MG Hancock’s Division at the Battle of Fredericksburg
Introduction of the battle of Fredericksburg
Fredericksburg was the meeting place of the Armies of the Potomac and of Northern Virginia because of political pressure for the Union to achieve a decisive military victory. Winfield Scott’s Anaconda plan, which would have strangled the Confederacy into surrender through economic warfare, was overshadowed by impatience in Washington D.C., and by the aspirations of officers who were students of the grand Napoleonic victories that occurred less than a century prior.
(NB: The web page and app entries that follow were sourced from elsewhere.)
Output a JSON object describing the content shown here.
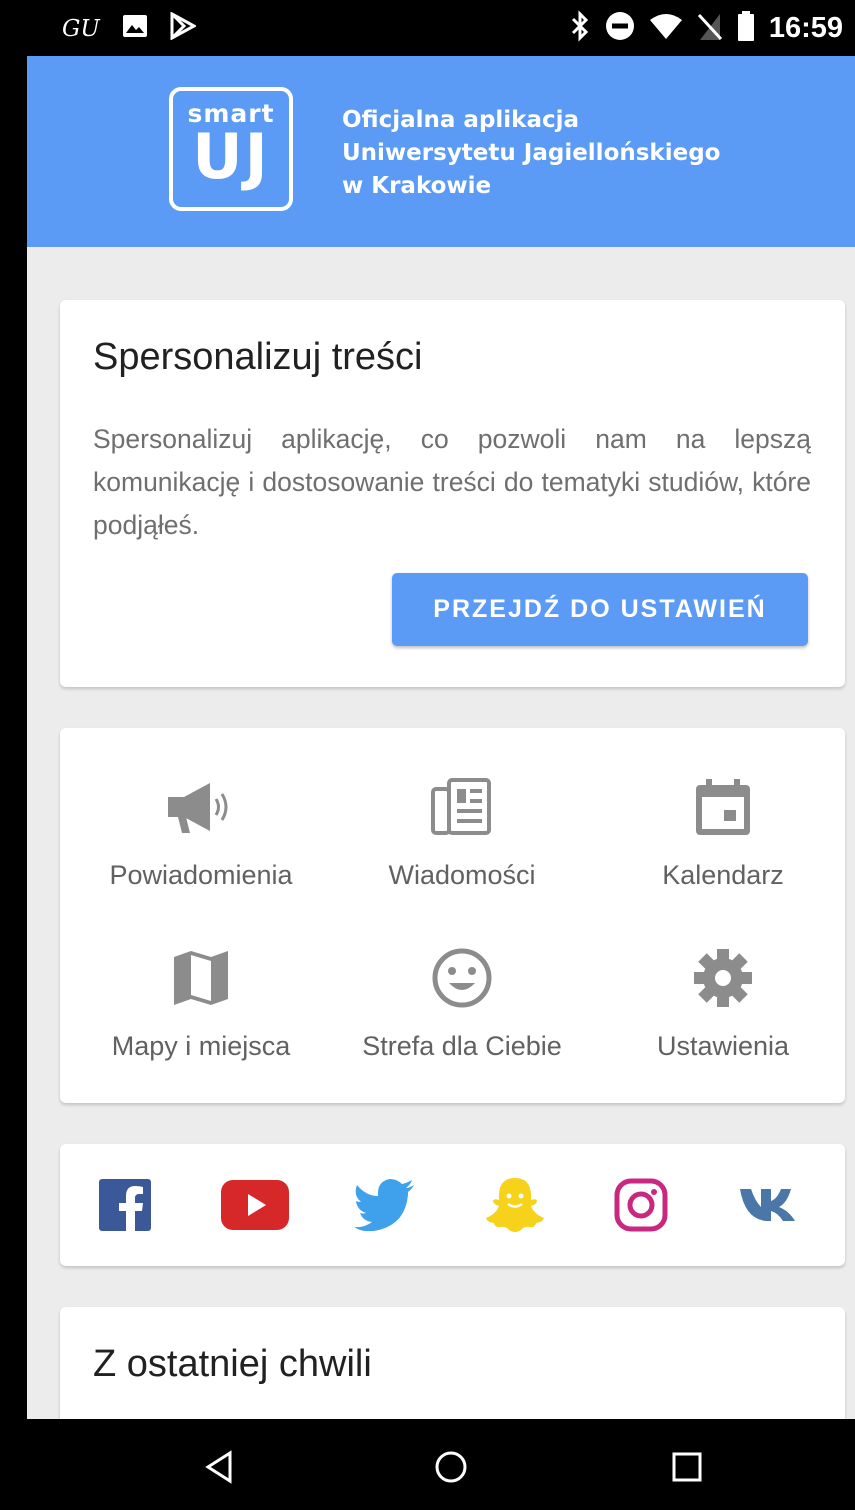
{
  "status_bar": {
    "carrier": "GU",
    "time": "16:59",
    "icons": [
      "image-icon",
      "play-store-icon",
      "bluetooth-icon",
      "do-not-disturb-icon",
      "wifi-icon",
      "no-sim-icon",
      "battery-icon"
    ]
  },
  "header": {
    "logo_top": "smart",
    "logo_bottom": "UJ",
    "tagline": [
      "Oficjalna aplikacja",
      "Uniwersytetu Jagiellońskiego",
      "w Krakowie"
    ],
    "background_color": "#5b9bf5"
  },
  "personalize_card": {
    "title": "Spersonalizuj treści",
    "body": "Spersonalizuj aplikację, co pozwoli nam na lepszą komunikację i dostosowanie treści do tematyki studiów, które podjąłeś.",
    "button_label": "PRZEJDŹ DO USTAWIEŃ"
  },
  "menu": {
    "items": [
      {
        "label": "Powiadomienia",
        "icon": "megaphone-icon"
      },
      {
        "label": "Wiadomości",
        "icon": "newspaper-icon"
      },
      {
        "label": "Kalendarz",
        "icon": "calendar-icon"
      },
      {
        "label": "Mapy i miejsca",
        "icon": "map-icon"
      },
      {
        "label": "Strefa dla Ciebie",
        "icon": "smiley-icon"
      },
      {
        "label": "Ustawienia",
        "icon": "gear-icon"
      }
    ],
    "icon_color": "#8c8c8c"
  },
  "social": {
    "items": [
      {
        "name": "facebook",
        "color": "#3b5998"
      },
      {
        "name": "youtube",
        "color": "#d62828"
      },
      {
        "name": "twitter",
        "color": "#3fa1ec"
      },
      {
        "name": "snapchat",
        "color": "#f7d21b"
      },
      {
        "name": "instagram",
        "color": "#c8287f"
      },
      {
        "name": "vk",
        "color": "#4a76a8"
      }
    ]
  },
  "latest": {
    "title": "Z ostatniej chwili"
  },
  "nav_bar": {
    "buttons": [
      "back-icon",
      "home-icon",
      "recents-icon"
    ]
  }
}
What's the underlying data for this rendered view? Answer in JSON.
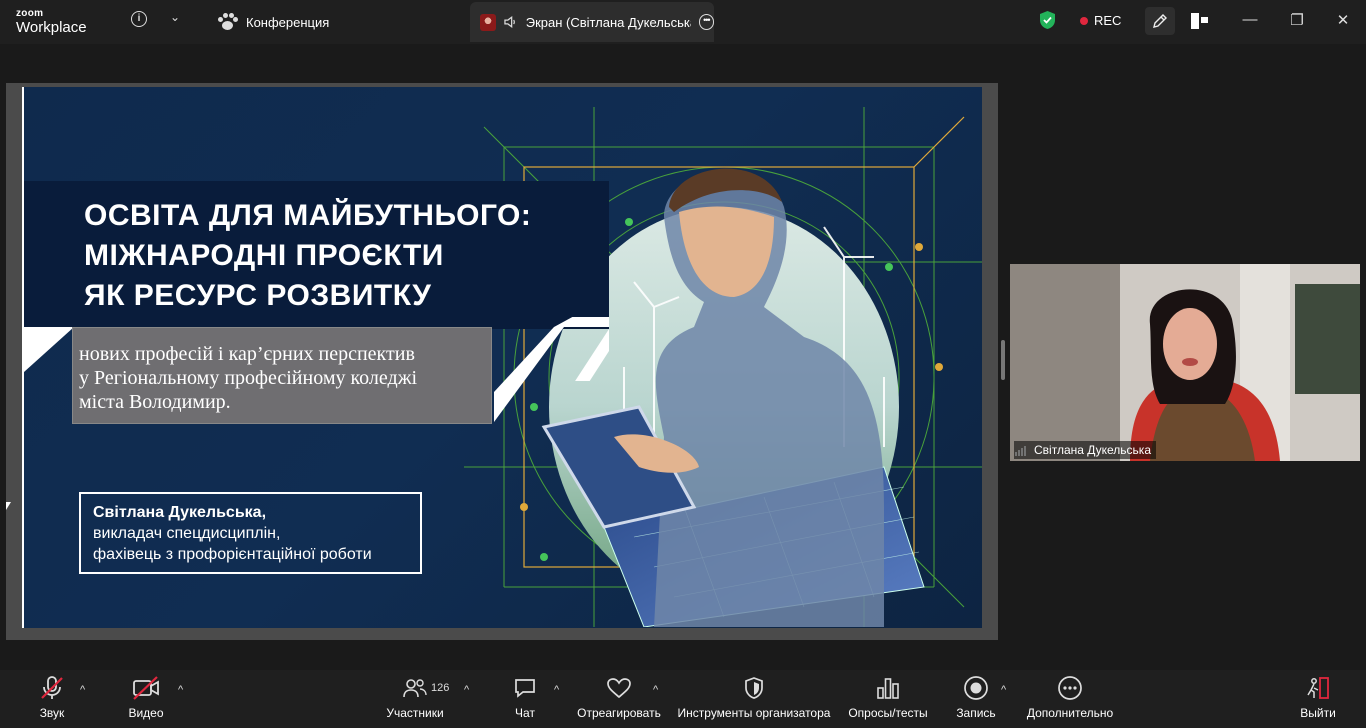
{
  "app": {
    "brand_top": "zoom",
    "brand_bottom": "Workplace"
  },
  "tabs": {
    "conference": "Конференция",
    "screen": "Экран (Світлана Дукельська"
  },
  "status": {
    "rec": "REC"
  },
  "slide": {
    "title_lines": [
      "ОСВІТА ДЛЯ МАЙБУТНЬОГО:",
      "МІЖНАРОДНІ ПРОЄКТИ",
      "ЯК РЕСУРС РОЗВИТКУ"
    ],
    "subtitle_lines": [
      "нових професій і кар’єрних перспектив",
      "у Регіональному професійному коледжі",
      "міста Володимир."
    ],
    "author_name": "Світлана Дукельська,",
    "author_role_lines": [
      "викладач спецдисциплін,",
      "фахівець з профорієнтаційної роботи"
    ]
  },
  "video": {
    "participant_name": "Світлана Дукельська"
  },
  "toolbar": {
    "audio": "Звук",
    "video": "Видео",
    "participants": "Участники",
    "participants_count": "126",
    "chat": "Чат",
    "react": "Отреагировать",
    "host_tools": "Инструменты организатора",
    "polls": "Опросы/тесты",
    "record": "Запись",
    "more": "Дополнительно",
    "leave": "Выйти"
  },
  "colors": {
    "rec_dot": "#e0273e",
    "shield": "#23b35a",
    "leave": "#e0273e",
    "mute_slash": "#e0273e"
  }
}
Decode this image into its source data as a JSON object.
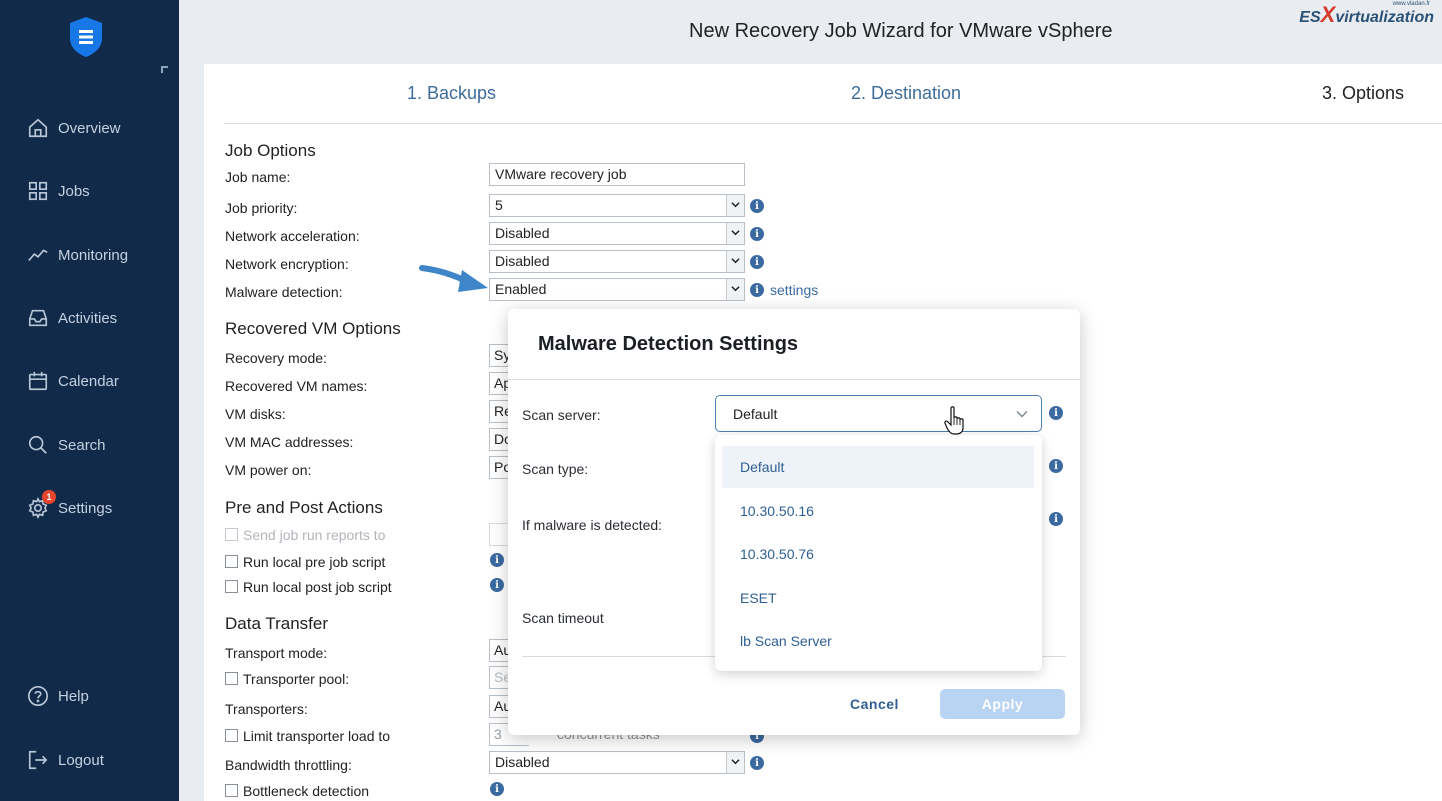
{
  "window": {
    "title": "New Recovery Job Wizard for VMware vSphere"
  },
  "watermark": {
    "prefix": "ES",
    "x": "X",
    "suffix": "virtualization",
    "url": "www.vladan.fr"
  },
  "sidebar": {
    "items": [
      {
        "label": "Overview",
        "icon": "home-icon"
      },
      {
        "label": "Jobs",
        "icon": "grid-icon"
      },
      {
        "label": "Monitoring",
        "icon": "chart-line-icon"
      },
      {
        "label": "Activities",
        "icon": "inbox-icon"
      },
      {
        "label": "Calendar",
        "icon": "calendar-icon"
      },
      {
        "label": "Search",
        "icon": "search-icon"
      },
      {
        "label": "Settings",
        "icon": "gear-icon",
        "badge": "1"
      },
      {
        "label": "Help",
        "icon": "help-icon"
      },
      {
        "label": "Logout",
        "icon": "logout-icon"
      }
    ]
  },
  "steps": [
    "1. Backups",
    "2. Destination",
    "3. Options"
  ],
  "job_options": {
    "heading": "Job Options",
    "job_name_label": "Job name:",
    "job_name_value": "VMware recovery job",
    "job_priority_label": "Job priority:",
    "job_priority_value": "5",
    "net_accel_label": "Network acceleration:",
    "net_accel_value": "Disabled",
    "net_enc_label": "Network encryption:",
    "net_enc_value": "Disabled",
    "malware_label": "Malware detection:",
    "malware_value": "Enabled",
    "settings_link": "settings"
  },
  "recovered_vm": {
    "heading": "Recovered VM Options",
    "rows": [
      {
        "label": "Recovery mode:",
        "frag": "Sy"
      },
      {
        "label": "Recovered VM names:",
        "frag": "Ap"
      },
      {
        "label": "VM disks:",
        "frag": "Re"
      },
      {
        "label": "VM MAC addresses:",
        "frag": "Do"
      },
      {
        "label": "VM power on:",
        "frag": "Po"
      }
    ]
  },
  "pre_post": {
    "heading": "Pre and Post Actions",
    "send_reports": "Send job run reports to",
    "pre_script": "Run local pre job script",
    "post_script": "Run local post job script"
  },
  "data_transfer": {
    "heading": "Data Transfer",
    "transport_mode_label": "Transport mode:",
    "transport_mode_frag": "Au",
    "transporter_pool": "Transporter pool:",
    "transporter_pool_frag": "Se",
    "transporters_label": "Transporters:",
    "transporters_frag": "Au",
    "limit_load": "Limit transporter load to",
    "limit_value": "3",
    "concurrent_tasks": "concurrent tasks",
    "bandwidth_label": "Bandwidth throttling:",
    "bandwidth_value": "Disabled",
    "bottleneck": "Bottleneck detection"
  },
  "modal": {
    "title": "Malware Detection Settings",
    "scan_server_label": "Scan server:",
    "scan_server_value": "Default",
    "scan_type_label": "Scan type:",
    "if_detected_label": "If malware is detected:",
    "scan_timeout_label": "Scan timeout",
    "cancel_label": "Cancel",
    "apply_label": "Apply",
    "options": [
      "Default",
      "10.30.50.16",
      "10.30.50.76",
      "ESET",
      "lb Scan Server"
    ]
  },
  "colors": {
    "sidebar_bg": "#112a4a",
    "accent": "#3a6aa0",
    "badge": "#e8452c",
    "apply_disabled": "#b9d4f2"
  }
}
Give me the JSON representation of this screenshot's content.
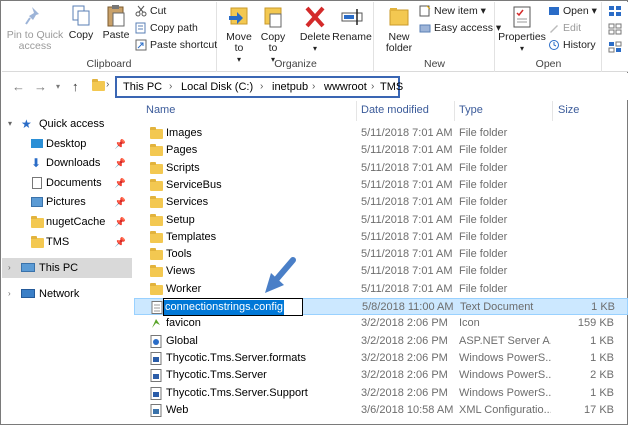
{
  "ribbon": {
    "clipboard": {
      "label": "Clipboard",
      "pin_label": "Pin to Quick access",
      "copy_label": "Copy",
      "paste_label": "Paste",
      "cut_label": "Cut",
      "copy_path_label": "Copy path",
      "paste_shortcut_label": "Paste shortcut"
    },
    "organize": {
      "label": "Organize",
      "move_to_label": "Move to",
      "copy_to_label": "Copy to",
      "delete_label": "Delete",
      "rename_label": "Rename"
    },
    "new": {
      "label": "New",
      "new_folder_label": "New folder",
      "new_item_label": "New item",
      "easy_access_label": "Easy access"
    },
    "open": {
      "label": "Open",
      "properties_label": "Properties",
      "open_label": "Open",
      "edit_label": "Edit",
      "history_label": "History"
    }
  },
  "address": {
    "crumbs": [
      "This PC",
      "Local Disk (C:)",
      "inetpub",
      "wwwroot",
      "TMS"
    ]
  },
  "nav": {
    "quick_access": "Quick access",
    "items": [
      {
        "label": "Desktop",
        "pinned": true
      },
      {
        "label": "Downloads",
        "pinned": true
      },
      {
        "label": "Documents",
        "pinned": true
      },
      {
        "label": "Pictures",
        "pinned": true
      },
      {
        "label": "nugetCache",
        "pinned": true
      },
      {
        "label": "TMS",
        "pinned": true
      }
    ],
    "this_pc": "This PC",
    "network": "Network"
  },
  "columns": {
    "name": "Name",
    "date": "Date modified",
    "type": "Type",
    "size": "Size"
  },
  "files": [
    {
      "name": "Images",
      "date": "5/11/2018 7:01 AM",
      "type": "File folder",
      "size": "",
      "icon": "folder"
    },
    {
      "name": "Pages",
      "date": "5/11/2018 7:01 AM",
      "type": "File folder",
      "size": "",
      "icon": "folder"
    },
    {
      "name": "Scripts",
      "date": "5/11/2018 7:01 AM",
      "type": "File folder",
      "size": "",
      "icon": "folder"
    },
    {
      "name": "ServiceBus",
      "date": "5/11/2018 7:01 AM",
      "type": "File folder",
      "size": "",
      "icon": "folder"
    },
    {
      "name": "Services",
      "date": "5/11/2018 7:01 AM",
      "type": "File folder",
      "size": "",
      "icon": "folder"
    },
    {
      "name": "Setup",
      "date": "5/11/2018 7:01 AM",
      "type": "File folder",
      "size": "",
      "icon": "folder"
    },
    {
      "name": "Templates",
      "date": "5/11/2018 7:01 AM",
      "type": "File folder",
      "size": "",
      "icon": "folder"
    },
    {
      "name": "Tools",
      "date": "5/11/2018 7:01 AM",
      "type": "File folder",
      "size": "",
      "icon": "folder"
    },
    {
      "name": "Views",
      "date": "5/11/2018 7:01 AM",
      "type": "File folder",
      "size": "",
      "icon": "folder"
    },
    {
      "name": "Worker",
      "date": "5/11/2018 7:01 AM",
      "type": "File folder",
      "size": "",
      "icon": "folder"
    },
    {
      "name": "connectionstrings.config",
      "date": "5/8/2018 11:00 AM",
      "type": "Text Document",
      "size": "1 KB",
      "icon": "text-file",
      "renaming": true
    },
    {
      "name": "favicon",
      "date": "3/2/2018 2:06 PM",
      "type": "Icon",
      "size": "159 KB",
      "icon": "favicon"
    },
    {
      "name": "Global",
      "date": "3/2/2018 2:06 PM",
      "type": "ASP.NET Server A...",
      "size": "1 KB",
      "icon": "aspx-file"
    },
    {
      "name": "Thycotic.Tms.Server.formats",
      "date": "3/2/2018 2:06 PM",
      "type": "Windows PowerS...",
      "size": "1 KB",
      "icon": "ps-file"
    },
    {
      "name": "Thycotic.Tms.Server",
      "date": "3/2/2018 2:06 PM",
      "type": "Windows PowerS...",
      "size": "2 KB",
      "icon": "ps-file"
    },
    {
      "name": "Thycotic.Tms.Server.Support",
      "date": "3/2/2018 2:06 PM",
      "type": "Windows PowerS...",
      "size": "1 KB",
      "icon": "ps-file"
    },
    {
      "name": "Web",
      "date": "3/6/2018 10:58 AM",
      "type": "XML Configuratio...",
      "size": "17 KB",
      "icon": "xml-file"
    }
  ],
  "colors": {
    "highlight": "#3a66b3",
    "selection": "#cce8ff",
    "folder": "#f3c851",
    "accent_arrow": "#4a7fc7"
  }
}
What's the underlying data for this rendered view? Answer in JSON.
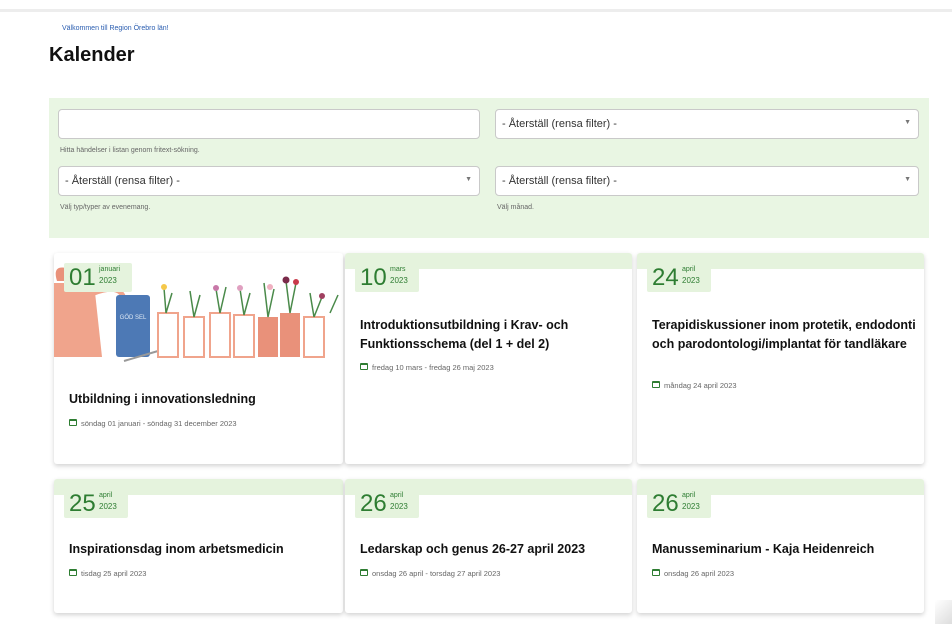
{
  "header": {
    "welcome": "Välkommen till Region Örebro län!",
    "title": "Kalender"
  },
  "filters": {
    "search": {
      "value": "",
      "hint": "Hitta händelser i listan genom fritext-sökning."
    },
    "select_top_right": {
      "value": "- Återställ (rensa filter) -"
    },
    "type": {
      "value": "- Återställ (rensa filter) -",
      "hint": "Välj typ/typer av evenemang."
    },
    "month": {
      "value": "- Återställ (rensa filter) -",
      "hint": "Välj månad."
    }
  },
  "events": [
    {
      "day": "01",
      "month": "januari",
      "year": "2023",
      "title": "Utbildning i innovationsledning",
      "dates": "söndag 01 januari - söndag 31 december 2023",
      "image_text": "GÖD SEL"
    },
    {
      "day": "10",
      "month": "mars",
      "year": "2023",
      "title": "Introduktionsutbildning i Krav- och Funktionsschema (del 1 + del 2)",
      "dates": "fredag 10 mars - fredag 26 maj 2023"
    },
    {
      "day": "24",
      "month": "april",
      "year": "2023",
      "title": "Terapidiskussioner inom protetik, endodonti och parodontologi/implantat för tandläkare",
      "dates": "måndag 24 april 2023"
    },
    {
      "day": "25",
      "month": "april",
      "year": "2023",
      "title": "Inspirationsdag inom arbetsmedicin",
      "dates": "tisdag 25 april 2023"
    },
    {
      "day": "26",
      "month": "april",
      "year": "2023",
      "title": "Ledarskap och genus 26-27 april 2023",
      "dates": "onsdag 26 april - torsdag 27 april 2023"
    },
    {
      "day": "26",
      "month": "april",
      "year": "2023",
      "title": "Manusseminarium - Kaja Heidenreich",
      "dates": "onsdag 26 april 2023"
    }
  ],
  "colors": {
    "accent": "#2e7d32",
    "filter_bg": "#e9f6e3",
    "card_band": "#e5f3dd",
    "link": "#2a5db0"
  },
  "icons": {
    "calendar": "calendar-icon",
    "dropdown": "chevron-down-icon"
  }
}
President Abraham Lincoln demanded a decisive victory. He was tired of his military leadership’s inability to decisively engage and defeat Confederate General Robert E. Lee. Allowing the war to drag on was to the Confederacies advantage. Lincoln was so frustrated that he relieved General George B. McClellan for failing to defeat Lee at Antietam, and replaced him with General Ambrose Burnside, who proved to be very conservative in battle against General Lee. Knowing that General Lee was a student of Napoleonic warfare, Burnside feared that Lee always had a large Corps in reserve waiting to flank should he be decisively engaged from the front.
A Brief Background of Hancock and his Chain of Command
Major General Winfield Scott Hancock was a member of the West Point Class of 1844. He was commissioned into the infantry and served in the Mexican War. Prior to the battle of Fredericksburg, Hancock had earned a great reputation as a combat leader for his actions in the peninsular campaign.
General Hancock’s first line supervisor was Major General Darius N. Couch, who was the commander of the Second Corps. Major General Couch’s Second Corps fell under General Edwin V. Sumner’s Right Grand Division, a part of the Army of the Potomac, which was commanded by Major General Burnside
Burnside had recently replaced Major General McClelland, who was fired by President Lincoln for timidly avoiding a decisive engagement with Robert E. Lee. Sumner was one of the Few Division commanders that Burnside could trust. He suspected Hooker and Franklin of having aspirations to command the Army of the Potomac. General Sumner was a reliable subordinate commander. He was said by Historian William Marvel to be, “known more for his persistence than for his brilliance” Hancock was a division commander and his division consisted of three brigades. His brigade commanders were Samuel Zook, Thomas Meagher and John Caldwell.
Where Hancock’s division fit on the battlefield
The Right Grand Division
The Right Grand Division, commanded by General Sumner, was ordered to move through the city of Fredericksburg and conduct a frontal assault on Robert E. Lee’s position at Marye’s Heights. Marye’s Heights was a key terrain feature because the artillery battery that occupied the hill had the ability to dominate the city. Because General Burnside waited until the morning of the thirteenth to cross the Rappahannock River, Lee...